  17. Sex and Sibling Structure: Interaction Effects upon the Accuracy of Adolescent Perceptions of Parental Orientations.

    ERIC Educational Resources Information Center

    Smith, Thomas Ewin

    1984-01-01

    Surveyed 291 mother-child and 221 father-child dyads to examine adolescent perceptions of parental educational goals. Results showed family size and student's age had no effect, but birth order and sibling sex composition interact with sex of the parent and the adolescent in effects on accuracy of perception. (JAC)

  18. Research on Adolescent Pregnancy-Risk: Implications for Sex Education Programs.

    ERIC Educational Resources Information Center

    Jorgensen, Stephen R.; Alexander, Sharon J.

    1983-01-01

    A complex set of issues plague the efforts of public school sex education programs to reduce the level of pregnancy risk among adolescents. Issues include: (1) uncertain status of sex education; (2) training the teacher; (3) support among school leaders; (4) other influences on adolescent development; (5) developmental characteristics of…

  19. Treatment for Juveniles Who Sexually Offend in a Southwestern State

    ERIC Educational Resources Information Center

    Ikomi, Philip A.; Harris-Wyatt, Georgetta; Doucet, Geraldine; Rodney, H. Elaine

    2009-01-01

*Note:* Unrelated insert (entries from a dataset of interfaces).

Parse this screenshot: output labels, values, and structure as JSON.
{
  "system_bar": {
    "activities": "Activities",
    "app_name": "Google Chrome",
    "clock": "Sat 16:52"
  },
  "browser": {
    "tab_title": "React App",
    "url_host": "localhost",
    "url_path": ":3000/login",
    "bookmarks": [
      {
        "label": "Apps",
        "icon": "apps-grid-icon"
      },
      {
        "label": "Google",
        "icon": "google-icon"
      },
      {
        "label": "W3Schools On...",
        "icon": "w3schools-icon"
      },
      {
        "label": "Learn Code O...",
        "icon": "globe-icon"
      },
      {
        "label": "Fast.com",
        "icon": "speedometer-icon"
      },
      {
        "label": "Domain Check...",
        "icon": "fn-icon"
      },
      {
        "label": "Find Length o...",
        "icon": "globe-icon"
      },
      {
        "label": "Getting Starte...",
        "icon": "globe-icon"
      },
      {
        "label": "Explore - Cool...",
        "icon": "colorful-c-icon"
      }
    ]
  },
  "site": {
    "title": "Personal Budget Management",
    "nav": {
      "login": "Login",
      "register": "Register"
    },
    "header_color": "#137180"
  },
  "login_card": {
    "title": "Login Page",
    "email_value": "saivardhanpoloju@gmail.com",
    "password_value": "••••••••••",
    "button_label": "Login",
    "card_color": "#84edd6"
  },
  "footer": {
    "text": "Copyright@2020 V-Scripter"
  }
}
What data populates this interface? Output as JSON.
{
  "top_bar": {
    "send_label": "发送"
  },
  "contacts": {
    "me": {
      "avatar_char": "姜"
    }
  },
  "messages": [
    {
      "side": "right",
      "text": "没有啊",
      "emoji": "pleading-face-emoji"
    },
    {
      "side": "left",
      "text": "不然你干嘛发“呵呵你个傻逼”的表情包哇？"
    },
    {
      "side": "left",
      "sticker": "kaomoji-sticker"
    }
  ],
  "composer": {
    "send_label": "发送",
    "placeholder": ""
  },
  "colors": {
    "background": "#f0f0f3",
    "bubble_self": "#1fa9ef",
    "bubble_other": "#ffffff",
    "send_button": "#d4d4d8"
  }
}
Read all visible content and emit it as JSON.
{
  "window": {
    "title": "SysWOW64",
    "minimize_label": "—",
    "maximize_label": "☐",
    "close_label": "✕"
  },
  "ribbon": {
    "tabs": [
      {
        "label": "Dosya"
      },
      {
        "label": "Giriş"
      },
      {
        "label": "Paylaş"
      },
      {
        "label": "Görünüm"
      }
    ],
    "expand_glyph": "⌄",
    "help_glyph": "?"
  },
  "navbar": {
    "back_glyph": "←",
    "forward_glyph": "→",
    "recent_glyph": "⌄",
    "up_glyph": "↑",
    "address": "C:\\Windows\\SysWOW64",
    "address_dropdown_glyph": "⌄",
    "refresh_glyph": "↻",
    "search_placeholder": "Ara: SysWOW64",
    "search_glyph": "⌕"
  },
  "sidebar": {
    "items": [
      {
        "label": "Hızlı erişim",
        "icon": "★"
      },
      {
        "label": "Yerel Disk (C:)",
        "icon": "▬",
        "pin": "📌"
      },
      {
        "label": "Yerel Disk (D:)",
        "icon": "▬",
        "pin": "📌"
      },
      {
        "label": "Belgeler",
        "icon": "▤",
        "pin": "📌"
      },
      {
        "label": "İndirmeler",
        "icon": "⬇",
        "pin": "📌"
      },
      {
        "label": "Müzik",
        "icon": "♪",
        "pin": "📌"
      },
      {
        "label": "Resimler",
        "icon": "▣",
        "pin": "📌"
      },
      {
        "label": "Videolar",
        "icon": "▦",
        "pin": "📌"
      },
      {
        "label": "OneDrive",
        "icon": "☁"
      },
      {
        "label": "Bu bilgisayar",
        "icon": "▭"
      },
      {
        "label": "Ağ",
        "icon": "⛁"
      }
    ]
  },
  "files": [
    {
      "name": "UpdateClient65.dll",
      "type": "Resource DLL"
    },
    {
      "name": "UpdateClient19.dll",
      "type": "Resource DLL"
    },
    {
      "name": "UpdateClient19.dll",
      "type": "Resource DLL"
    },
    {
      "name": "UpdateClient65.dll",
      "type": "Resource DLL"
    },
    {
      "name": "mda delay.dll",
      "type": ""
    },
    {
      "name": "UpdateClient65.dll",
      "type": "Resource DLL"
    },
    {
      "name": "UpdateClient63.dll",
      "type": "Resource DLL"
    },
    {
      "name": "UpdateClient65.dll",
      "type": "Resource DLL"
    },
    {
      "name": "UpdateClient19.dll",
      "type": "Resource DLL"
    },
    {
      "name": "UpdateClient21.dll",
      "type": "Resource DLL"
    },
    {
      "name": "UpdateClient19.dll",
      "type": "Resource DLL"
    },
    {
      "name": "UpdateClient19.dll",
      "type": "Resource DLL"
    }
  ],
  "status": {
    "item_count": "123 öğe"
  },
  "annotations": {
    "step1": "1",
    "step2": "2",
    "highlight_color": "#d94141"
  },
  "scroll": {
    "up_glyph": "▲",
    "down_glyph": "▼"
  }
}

    A 25-item questionnaire was mailed to sex offender treatment providers from counties with 60 or more reported juvenile sex offenders in a Southwestern state to determine the most effective treatment for juvenile sex offenders. Results indicated that cognitive behavioral therapy was the most successful reported approach to treatment with an average…

  20. Sex, race/ethnicity, and romantic attractions: multiple minority status adolescents and mental health.

    PubMed

    Consolacion, Theodora B; Russell, Stephen T; Sue, Stanley

    2004-08-01

    This study examined the association between multiple minority statuses and reports of suicidal thoughts, depression, and self-esteem among adolescents. Data from the National Longitudinal Study of Adolescent Health were used to examine mental health outcomes across racial/ethnic groups for same-sex-attracted youths and female youths. Hispanic/Latino, African American, and White female adolescents reported more suicidal thoughts, higher depression, and lower self-esteem compared with male adolescents in their racial/ethnic group. Same-sex-attracted youths did not consistently demonstrate compromised mental health across racial/ethnic groups. Follow-up analyses show that White same-sex-attracted female adolescents reported the most compromised mental health compared with other White adolescents. However, similar trends were not found for racial/ethnic minority female youths with same-sex attractions. PMID:15311974